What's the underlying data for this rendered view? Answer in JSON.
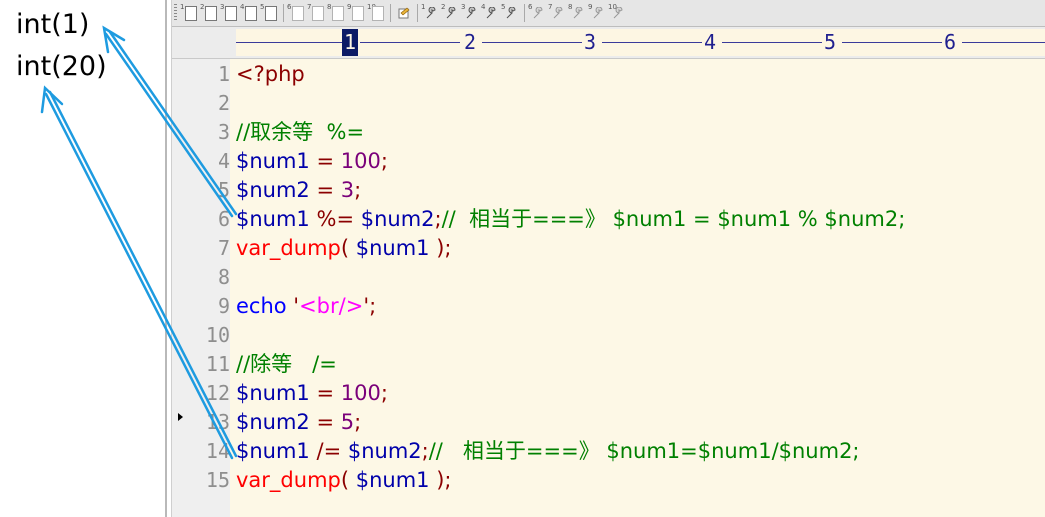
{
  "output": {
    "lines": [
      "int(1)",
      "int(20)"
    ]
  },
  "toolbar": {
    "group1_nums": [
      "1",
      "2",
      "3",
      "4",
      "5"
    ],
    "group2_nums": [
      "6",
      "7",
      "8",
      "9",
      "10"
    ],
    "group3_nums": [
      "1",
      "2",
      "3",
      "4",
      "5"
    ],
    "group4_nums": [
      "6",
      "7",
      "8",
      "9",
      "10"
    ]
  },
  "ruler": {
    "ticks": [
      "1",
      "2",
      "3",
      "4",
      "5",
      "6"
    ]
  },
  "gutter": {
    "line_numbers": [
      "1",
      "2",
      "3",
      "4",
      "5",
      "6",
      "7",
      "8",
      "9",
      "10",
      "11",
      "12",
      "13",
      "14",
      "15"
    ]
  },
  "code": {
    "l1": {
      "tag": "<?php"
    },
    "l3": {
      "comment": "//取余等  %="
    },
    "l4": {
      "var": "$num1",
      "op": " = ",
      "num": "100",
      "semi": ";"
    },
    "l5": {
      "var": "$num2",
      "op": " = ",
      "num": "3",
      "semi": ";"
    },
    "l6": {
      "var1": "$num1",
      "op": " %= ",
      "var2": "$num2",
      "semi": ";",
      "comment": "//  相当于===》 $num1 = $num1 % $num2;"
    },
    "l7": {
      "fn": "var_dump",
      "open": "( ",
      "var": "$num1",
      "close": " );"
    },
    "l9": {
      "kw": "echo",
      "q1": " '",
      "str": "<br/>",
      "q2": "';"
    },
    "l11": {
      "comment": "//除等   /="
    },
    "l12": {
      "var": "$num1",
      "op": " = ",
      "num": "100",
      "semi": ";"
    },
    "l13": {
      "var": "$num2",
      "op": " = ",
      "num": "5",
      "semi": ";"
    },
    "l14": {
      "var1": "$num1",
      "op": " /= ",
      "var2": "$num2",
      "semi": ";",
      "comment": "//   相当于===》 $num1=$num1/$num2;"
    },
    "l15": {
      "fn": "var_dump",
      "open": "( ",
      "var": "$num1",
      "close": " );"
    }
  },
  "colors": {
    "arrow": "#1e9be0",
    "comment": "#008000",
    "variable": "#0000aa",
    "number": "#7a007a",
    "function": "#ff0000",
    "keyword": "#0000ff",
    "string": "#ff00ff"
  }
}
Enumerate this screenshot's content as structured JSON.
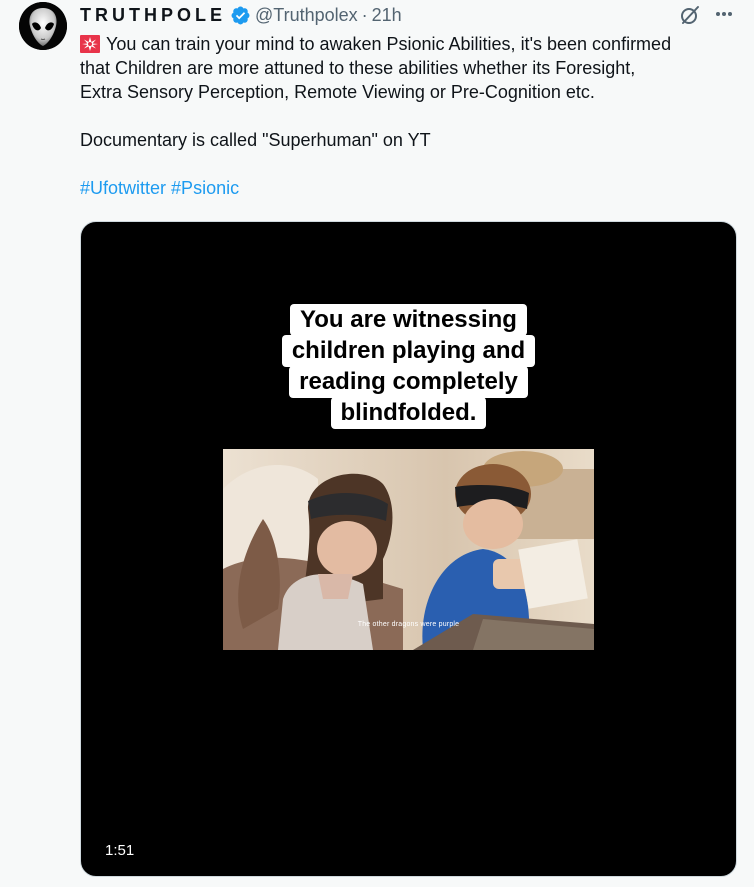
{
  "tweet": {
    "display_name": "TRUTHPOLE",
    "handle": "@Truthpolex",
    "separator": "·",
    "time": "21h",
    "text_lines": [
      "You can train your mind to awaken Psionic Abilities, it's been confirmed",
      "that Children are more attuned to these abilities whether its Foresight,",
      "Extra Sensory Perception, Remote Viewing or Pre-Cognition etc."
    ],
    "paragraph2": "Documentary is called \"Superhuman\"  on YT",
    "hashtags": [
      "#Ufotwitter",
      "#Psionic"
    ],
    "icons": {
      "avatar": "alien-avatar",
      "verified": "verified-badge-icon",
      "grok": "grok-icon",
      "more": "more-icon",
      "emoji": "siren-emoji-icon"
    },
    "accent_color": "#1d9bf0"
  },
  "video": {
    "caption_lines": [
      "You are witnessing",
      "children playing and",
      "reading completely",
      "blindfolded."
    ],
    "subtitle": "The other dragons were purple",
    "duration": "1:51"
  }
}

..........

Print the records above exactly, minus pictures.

# [RESULT OF THIS TASK]
What's the underlying data for this rendered view? Answer in JSON.
{
  "output": {
    "lines": [
      "int(1)",
      "int(20)"
    ]
  },
  "toolbar": {
    "group1_nums": [
      "1",
      "2",
      "3",
      "4",
      "5"
    ],
    "group2_nums": [
      "6",
      "7",
      "8",
      "9",
      "10"
    ],
    "group3_nums": [
      "1",
      "2",
      "3",
      "4",
      "5"
    ],
    "group4_nums": [
      "6",
      "7",
      "8",
      "9",
      "10"
    ]
  },
  "ruler": {
    "ticks": [
      "1",
      "2",
      "3",
      "4",
      "5",
      "6"
    ]
  },
  "gutter": {
    "line_numbers": [
      "1",
      "2",
      "3",
      "4",
      "5",
      "6",
      "7",
      "8",
      "9",
      "10",
      "11",
      "12",
      "13",
      "14",
      "15"
    ]
  },
  "code": {
    "l1": {
      "tag": "<?php"
    },
    "l3": {
      "comment": "//取余等  %="
    },
    "l4": {
      "var": "$num1",
      "op": " = ",
      "num": "100",
      "semi": ";"
    },
    "l5": {
      "var": "$num2",
      "op": " = ",
      "num": "3",
      "semi": ";"
    },
    "l6": {
      "var1": "$num1",
      "op": " %= ",
      "var2": "$num2",
      "semi": ";",
      "comment": "//  相当于===》 $num1 = $num1 % $num2;"
    },
    "l7": {
      "fn": "var_dump",
      "open": "( ",
      "var": "$num1",
      "close": " );"
    },
    "l9": {
      "kw": "echo",
      "q1": " '",
      "str": "<br/>",
      "q2": "';"
    },
    "l11": {
      "comment": "//除等   /="
    },
    "l12": {
      "var": "$num1",
      "op": " = ",
      "num": "100",
      "semi": ";"
    },
    "l13": {
      "var": "$num2",
      "op": " = ",
      "num": "5",
      "semi": ";"
    },
    "l14": {
      "var1": "$num1",
      "op": " /= ",
      "var2": "$num2",
      "semi": ";",
      "comment": "//   相当于===》 $num1=$num1/$num2;"
    },
    "l15": {
      "fn": "var_dump",
      "open": "( ",
      "var": "$num1",
      "close": " );"
    }
  },
  "colors": {
    "arrow": "#1e9be0",
    "comment": "#008000",
    "variable": "#0000aa",
    "number": "#7a007a",
    "function": "#ff0000",
    "keyword": "#0000ff",
    "string": "#ff00ff"
  }
}
Enumerate this screenshot's content as structured JSON.
{
  "tweet": {
    "display_name": "TRUTHPOLE",
    "handle": "@Truthpolex",
    "separator": "·",
    "time": "21h",
    "text_lines": [
      "You can train your mind to awaken Psionic Abilities, it's been confirmed",
      "that Children are more attuned to these abilities whether its Foresight,",
      "Extra Sensory Perception, Remote Viewing or Pre-Cognition etc."
    ],
    "paragraph2": "Documentary is called \"Superhuman\"  on YT",
    "hashtags": [
      "#Ufotwitter",
      "#Psionic"
    ],
    "icons": {
      "avatar": "alien-avatar",
      "verified": "verified-badge-icon",
      "grok": "grok-icon",
      "more": "more-icon",
      "emoji": "siren-emoji-icon"
    },
    "accent_color": "#1d9bf0"
  },
  "video": {
    "caption_lines": [
      "You are witnessing",
      "children playing and",
      "reading completely",
      "blindfolded."
    ],
    "subtitle": "The other dragons were purple",
    "duration": "1:51"
  }
}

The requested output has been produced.